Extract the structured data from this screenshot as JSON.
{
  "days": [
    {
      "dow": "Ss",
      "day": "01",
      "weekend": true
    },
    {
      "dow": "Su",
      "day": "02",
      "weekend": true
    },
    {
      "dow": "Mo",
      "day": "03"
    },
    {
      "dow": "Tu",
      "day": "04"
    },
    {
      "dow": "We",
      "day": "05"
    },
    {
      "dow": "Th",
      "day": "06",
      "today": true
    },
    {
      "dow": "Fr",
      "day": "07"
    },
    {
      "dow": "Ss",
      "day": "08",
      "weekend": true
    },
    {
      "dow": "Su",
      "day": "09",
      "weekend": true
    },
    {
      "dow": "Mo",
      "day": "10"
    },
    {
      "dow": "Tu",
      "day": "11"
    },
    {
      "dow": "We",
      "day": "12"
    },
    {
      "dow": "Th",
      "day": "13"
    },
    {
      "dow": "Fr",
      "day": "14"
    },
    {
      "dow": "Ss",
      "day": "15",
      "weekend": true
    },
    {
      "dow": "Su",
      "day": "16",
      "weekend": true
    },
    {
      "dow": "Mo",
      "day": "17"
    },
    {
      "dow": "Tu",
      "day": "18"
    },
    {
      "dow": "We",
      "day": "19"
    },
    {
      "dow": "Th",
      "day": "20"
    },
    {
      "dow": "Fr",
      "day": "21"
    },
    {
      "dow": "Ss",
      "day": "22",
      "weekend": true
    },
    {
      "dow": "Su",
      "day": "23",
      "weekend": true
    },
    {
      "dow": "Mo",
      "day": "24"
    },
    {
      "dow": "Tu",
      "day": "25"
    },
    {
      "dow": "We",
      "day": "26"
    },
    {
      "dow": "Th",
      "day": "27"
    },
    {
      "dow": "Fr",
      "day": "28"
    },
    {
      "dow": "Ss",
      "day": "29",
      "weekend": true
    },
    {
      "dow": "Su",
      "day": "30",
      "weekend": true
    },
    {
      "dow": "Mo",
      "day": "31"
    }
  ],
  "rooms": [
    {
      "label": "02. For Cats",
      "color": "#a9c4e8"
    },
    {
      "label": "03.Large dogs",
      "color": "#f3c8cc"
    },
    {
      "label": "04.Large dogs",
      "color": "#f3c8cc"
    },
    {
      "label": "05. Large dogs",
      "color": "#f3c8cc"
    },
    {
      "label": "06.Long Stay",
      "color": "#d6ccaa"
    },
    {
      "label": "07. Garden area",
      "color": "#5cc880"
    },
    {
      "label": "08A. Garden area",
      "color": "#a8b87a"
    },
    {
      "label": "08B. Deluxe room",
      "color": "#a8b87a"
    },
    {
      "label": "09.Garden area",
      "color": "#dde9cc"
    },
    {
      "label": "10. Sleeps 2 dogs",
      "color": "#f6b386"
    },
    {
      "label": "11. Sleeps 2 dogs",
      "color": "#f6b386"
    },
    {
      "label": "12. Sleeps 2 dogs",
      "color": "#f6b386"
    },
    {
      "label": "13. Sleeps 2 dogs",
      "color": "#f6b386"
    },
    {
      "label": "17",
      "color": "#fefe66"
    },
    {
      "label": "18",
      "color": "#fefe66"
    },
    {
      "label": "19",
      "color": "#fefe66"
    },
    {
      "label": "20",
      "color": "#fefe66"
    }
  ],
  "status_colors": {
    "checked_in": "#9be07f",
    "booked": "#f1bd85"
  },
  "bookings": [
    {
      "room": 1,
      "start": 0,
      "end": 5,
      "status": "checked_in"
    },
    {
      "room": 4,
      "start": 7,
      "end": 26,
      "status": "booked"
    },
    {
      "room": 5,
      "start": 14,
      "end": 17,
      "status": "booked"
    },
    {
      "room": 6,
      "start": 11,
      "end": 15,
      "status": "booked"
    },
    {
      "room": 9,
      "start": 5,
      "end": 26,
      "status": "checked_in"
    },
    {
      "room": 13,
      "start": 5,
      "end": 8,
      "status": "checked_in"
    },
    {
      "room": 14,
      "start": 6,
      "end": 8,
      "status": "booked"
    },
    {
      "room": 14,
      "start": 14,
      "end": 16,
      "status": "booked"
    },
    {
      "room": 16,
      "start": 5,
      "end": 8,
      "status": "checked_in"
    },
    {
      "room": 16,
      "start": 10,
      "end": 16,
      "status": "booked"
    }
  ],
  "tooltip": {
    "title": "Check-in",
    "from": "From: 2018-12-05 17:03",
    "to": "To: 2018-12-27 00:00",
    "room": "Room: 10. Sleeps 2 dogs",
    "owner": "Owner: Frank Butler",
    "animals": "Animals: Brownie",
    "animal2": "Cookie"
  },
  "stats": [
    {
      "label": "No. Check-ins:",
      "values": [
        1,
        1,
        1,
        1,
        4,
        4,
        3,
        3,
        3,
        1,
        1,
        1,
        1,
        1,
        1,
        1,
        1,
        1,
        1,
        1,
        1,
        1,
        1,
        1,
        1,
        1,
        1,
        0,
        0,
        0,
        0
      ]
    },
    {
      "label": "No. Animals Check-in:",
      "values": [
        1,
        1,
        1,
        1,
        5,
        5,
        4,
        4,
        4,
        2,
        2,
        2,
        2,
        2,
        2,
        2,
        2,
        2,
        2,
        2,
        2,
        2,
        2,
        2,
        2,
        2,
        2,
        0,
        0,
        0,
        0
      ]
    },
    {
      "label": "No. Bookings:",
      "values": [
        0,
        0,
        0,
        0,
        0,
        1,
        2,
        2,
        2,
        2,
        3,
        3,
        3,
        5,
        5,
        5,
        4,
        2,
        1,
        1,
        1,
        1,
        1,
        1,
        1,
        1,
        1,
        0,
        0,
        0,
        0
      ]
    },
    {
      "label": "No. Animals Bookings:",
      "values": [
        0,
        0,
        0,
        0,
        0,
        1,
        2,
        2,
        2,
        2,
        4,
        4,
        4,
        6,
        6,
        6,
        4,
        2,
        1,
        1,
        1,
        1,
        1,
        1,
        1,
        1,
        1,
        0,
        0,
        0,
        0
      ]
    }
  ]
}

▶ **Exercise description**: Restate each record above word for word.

▶ **Answer for the task**:
Extract the structured data from this screenshot as JSON.
{
  "days": [
    {
      "dow": "Ss",
      "day": "01",
      "weekend": true
    },
    {
      "dow": "Su",
      "day": "02",
      "weekend": true
    },
    {
      "dow": "Mo",
      "day": "03"
    },
    {
      "dow": "Tu",
      "day": "04"
    },
    {
      "dow": "We",
      "day": "05"
    },
    {
      "dow": "Th",
      "day": "06",
      "today": true
    },
    {
      "dow": "Fr",
      "day": "07"
    },
    {
      "dow": "Ss",
      "day": "08",
      "weekend": true
    },
    {
      "dow": "Su",
      "day": "09",
      "weekend": true
    },
    {
      "dow": "Mo",
      "day": "10"
    },
    {
      "dow": "Tu",
      "day": "11"
    },
    {
      "dow": "We",
      "day": "12"
    },
    {
      "dow": "Th",
      "day": "13"
    },
    {
      "dow": "Fr",
      "day": "14"
    },
    {
      "dow": "Ss",
      "day": "15",
      "weekend": true
    },
    {
      "dow": "Su",
      "day": "16",
      "weekend": true
    },
    {
      "dow": "Mo",
      "day": "17"
    },
    {
      "dow": "Tu",
      "day": "18"
    },
    {
      "dow": "We",
      "day": "19"
    },
    {
      "dow": "Th",
      "day": "20"
    },
    {
      "dow": "Fr",
      "day": "21"
    },
    {
      "dow": "Ss",
      "day": "22",
      "weekend": true
    },
    {
      "dow": "Su",
      "day": "23",
      "weekend": true
    },
    {
      "dow": "Mo",
      "day": "24"
    },
    {
      "dow": "Tu",
      "day": "25"
    },
    {
      "dow": "We",
      "day": "26"
    },
    {
      "dow": "Th",
      "day": "27"
    },
    {
      "dow": "Fr",
      "day": "28"
    },
    {
      "dow": "Ss",
      "day": "29",
      "weekend": true
    },
    {
      "dow": "Su",
      "day": "30",
      "weekend": true
    },
    {
      "dow": "Mo",
      "day": "31"
    }
  ],
  "rooms": [
    {
      "label": "02. For Cats",
      "color": "#a9c4e8"
    },
    {
      "label": "03.Large dogs",
      "color": "#f3c8cc"
    },
    {
      "label": "04.Large dogs",
      "color": "#f3c8cc"
    },
    {
      "label": "05. Large dogs",
      "color": "#f3c8cc"
    },
    {
      "label": "06.Long Stay",
      "color": "#d6ccaa"
    },
    {
      "label": "07. Garden area",
      "color": "#5cc880"
    },
    {
      "label": "08A. Garden area",
      "color": "#a8b87a"
    },
    {
      "label": "08B. Deluxe room",
      "color": "#a8b87a"
    },
    {
      "label": "09.Garden area",
      "color": "#dde9cc"
    },
    {
      "label": "10. Sleeps 2 dogs",
      "color": "#f6b386"
    },
    {
      "label": "11. Sleeps 2 dogs",
      "color": "#f6b386"
    },
    {
      "label": "12. Sleeps 2 dogs",
      "color": "#f6b386"
    },
    {
      "label": "13. Sleeps 2 dogs",
      "color": "#f6b386"
    },
    {
      "label": "17",
      "color": "#fefe66"
    },
    {
      "label": "18",
      "color": "#fefe66"
    },
    {
      "label": "19",
      "color": "#fefe66"
    },
    {
      "label": "20",
      "color": "#fefe66"
    }
  ],
  "status_colors": {
    "checked_in": "#9be07f",
    "booked": "#f1bd85"
  },
  "bookings": [
    {
      "room": 1,
      "start": 0,
      "end": 5,
      "status": "checked_in"
    },
    {
      "room": 4,
      "start": 7,
      "end": 26,
      "status": "booked"
    },
    {
      "room": 5,
      "start": 14,
      "end": 17,
      "status": "booked"
    },
    {
      "room": 6,
      "start": 11,
      "end": 15,
      "status": "booked"
    },
    {
      "room": 9,
      "start": 5,
      "end": 26,
      "status": "checked_in"
    },
    {
      "room": 13,
      "start": 5,
      "end": 8,
      "status": "checked_in"
    },
    {
      "room": 14,
      "start": 6,
      "end": 8,
      "status": "booked"
    },
    {
      "room": 14,
      "start": 14,
      "end": 16,
      "status": "booked"
    },
    {
      "room": 16,
      "start": 5,
      "end": 8,
      "status": "checked_in"
    },
    {
      "room": 16,
      "start": 10,
      "end": 16,
      "status": "booked"
    }
  ],
  "tooltip": {
    "title": "Check-in",
    "from": "From: 2018-12-05 17:03",
    "to": "To: 2018-12-27 00:00",
    "room": "Room: 10. Sleeps 2 dogs",
    "owner": "Owner: Frank Butler",
    "animals": "Animals: Brownie",
    "animal2": "Cookie"
  },
  "stats": [
    {
      "label": "No. Check-ins:",
      "values": [
        1,
        1,
        1,
        1,
        4,
        4,
        3,
        3,
        3,
        1,
        1,
        1,
        1,
        1,
        1,
        1,
        1,
        1,
        1,
        1,
        1,
        1,
        1,
        1,
        1,
        1,
        1,
        0,
        0,
        0,
        0
      ]
    },
    {
      "label": "No. Animals Check-in:",
      "values": [
        1,
        1,
        1,
        1,
        5,
        5,
        4,
        4,
        4,
        2,
        2,
        2,
        2,
        2,
        2,
        2,
        2,
        2,
        2,
        2,
        2,
        2,
        2,
        2,
        2,
        2,
        2,
        0,
        0,
        0,
        0
      ]
    },
    {
      "label": "No. Bookings:",
      "values": [
        0,
        0,
        0,
        0,
        0,
        1,
        2,
        2,
        2,
        2,
        3,
        3,
        3,
        5,
        5,
        5,
        4,
        2,
        1,
        1,
        1,
        1,
        1,
        1,
        1,
        1,
        1,
        0,
        0,
        0,
        0
      ]
    },
    {
      "label": "No. Animals Bookings:",
      "values": [
        0,
        0,
        0,
        0,
        0,
        1,
        2,
        2,
        2,
        2,
        4,
        4,
        4,
        6,
        6,
        6,
        4,
        2,
        1,
        1,
        1,
        1,
        1,
        1,
        1,
        1,
        1,
        0,
        0,
        0,
        0
      ]
    }
  ]
}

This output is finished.